But, when we speak of films in general, what is visible is the fact that there were good films, cultural diversity was the reality in which one was drawn consciously or not, there was a broad and intriguing scope of films at the festival, and yet, despite everything, an overwhelming fact is that we could not point out a cinematography of a leading author such as Rainer Werner Fassbinder was once, as he changed the face of the German film; or what Arthur Penn, this year’s winner of “Golden Bear” for life work was in the 1950es, when he was the leader of the “new Hollywood”; no movement such as the “new wave” of French cinematography or neorealists in the “golden period” of the Italian film can be distinguished. It is interesting that Berlin International Film Festival, intentionally or not, had tributes to some great names to remind us of a time or vision, some other handwritings whose influence existed and still does. One of the most interesting, by all means, was the honor given to Fassbinder, on the 25th anniversary of his suicide, showing the complete cult 1980 series “Berlin Alexnaderplatz”. This series, which lasts for 15 hours, was screened daily at the Berlin Festival, and there was also a digital re-mastered version, which was sought for even after so many years.
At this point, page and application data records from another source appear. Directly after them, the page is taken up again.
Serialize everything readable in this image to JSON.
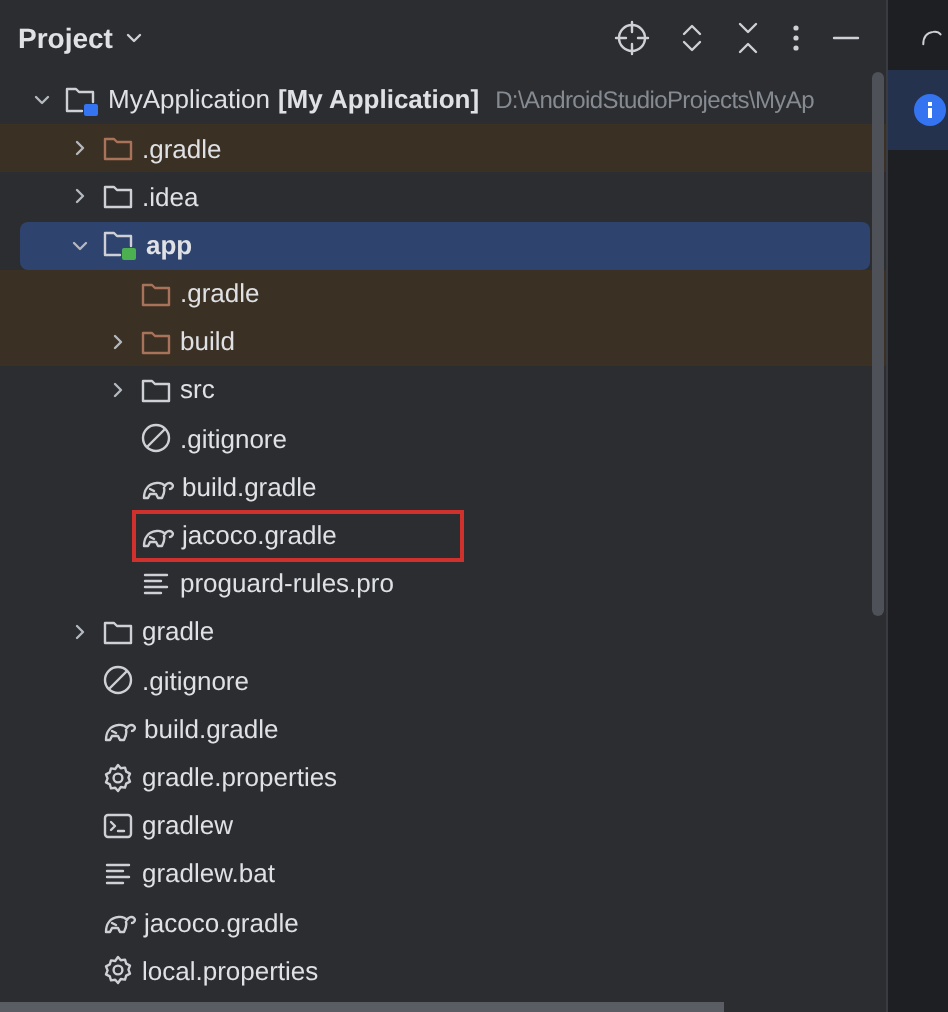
{
  "panel": {
    "title": "Project"
  },
  "tree": [
    {
      "name": "MyApplication",
      "module_label": "[My Application]",
      "path": "D:\\AndroidStudioProjects\\MyAp",
      "kind": "module",
      "color": "#3574f0",
      "expanded": true,
      "selected": false,
      "excluded": false,
      "marked": false,
      "children": [
        {
          "name": ".gradle",
          "kind": "folder",
          "expanded": false,
          "selected": false,
          "excluded": true,
          "marked": false
        },
        {
          "name": ".idea",
          "kind": "folder",
          "expanded": false,
          "selected": false,
          "excluded": false,
          "marked": false
        },
        {
          "name": "app",
          "kind": "module",
          "color": "#4caf50",
          "expanded": true,
          "selected": true,
          "excluded": false,
          "marked": false,
          "children": [
            {
              "name": ".gradle",
              "kind": "folder",
              "selected": false,
              "excluded": true,
              "marked": false
            },
            {
              "name": "build",
              "kind": "folder",
              "expanded": false,
              "selected": false,
              "excluded": true,
              "marked": false
            },
            {
              "name": "src",
              "kind": "folder",
              "expanded": false,
              "selected": false,
              "excluded": false,
              "marked": false
            },
            {
              "name": ".gitignore",
              "kind": "ignore",
              "selected": false,
              "excluded": false,
              "marked": false
            },
            {
              "name": "build.gradle",
              "kind": "gradle",
              "selected": false,
              "excluded": false,
              "marked": false
            },
            {
              "name": "jacoco.gradle",
              "kind": "gradle",
              "selected": false,
              "excluded": false,
              "marked": true
            },
            {
              "name": "proguard-rules.pro",
              "kind": "text",
              "selected": false,
              "excluded": false,
              "marked": false
            }
          ]
        },
        {
          "name": "gradle",
          "kind": "folder",
          "expanded": false,
          "selected": false,
          "excluded": false,
          "marked": false
        },
        {
          "name": ".gitignore",
          "kind": "ignore",
          "selected": false,
          "excluded": false,
          "marked": false
        },
        {
          "name": "build.gradle",
          "kind": "gradle",
          "selected": false,
          "excluded": false,
          "marked": false
        },
        {
          "name": "gradle.properties",
          "kind": "settings",
          "selected": false,
          "excluded": false,
          "marked": false
        },
        {
          "name": "gradlew",
          "kind": "terminal",
          "selected": false,
          "excluded": false,
          "marked": false
        },
        {
          "name": "gradlew.bat",
          "kind": "text",
          "selected": false,
          "excluded": false,
          "marked": false
        },
        {
          "name": "jacoco.gradle",
          "kind": "gradle",
          "selected": false,
          "excluded": false,
          "marked": false
        },
        {
          "name": "local.properties",
          "kind": "settings",
          "selected": false,
          "excluded": false,
          "marked": false
        }
      ]
    }
  ]
}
One of Hollywood legends, Arthur Penn was also here, known for his demystifications of Hollywood. He happily spoke about his work and pointless American wars, demystification of American history and his bold plays with myths. Arthur Penn created the unforgettable “Bonnie and Clyde”, “The Left Handed Gun”, “Night Moves”, “Little Big Man”, “Alice’s Restaurant”, “The Miracle Worker”, “The Chase” and many others.
In this whole tribute to timeless art, the photographs of the well-known “Magnum” agency, which has been writing our visual memory for 60 years, founded in 1940es by Henri Cartie-Breson and Robert Cappa, fitted in interestingly. These photographs really brought to life the legends in a different way, as Magnum does it spontaneously, and they revised myths. All of this was even more interesting if there is a parallel made with what Berlin has to offer to visitors in its modern film museum found at Postdamer Platz itself. Everything in it is digitalized and made with the most contemporary technology, but many things are missing for it to have its true essence, because the German film, to which this museum is dedicated, can not make it. Within all of this, it seems that Berlin tries to bring artistic and contemporary history together, revise world myths and focus and open towards different cultures and their heritage that, in line with it being turned towards the future (in any way) should also bring the necessary freshness.
Translated by: Elizabeta Bakovska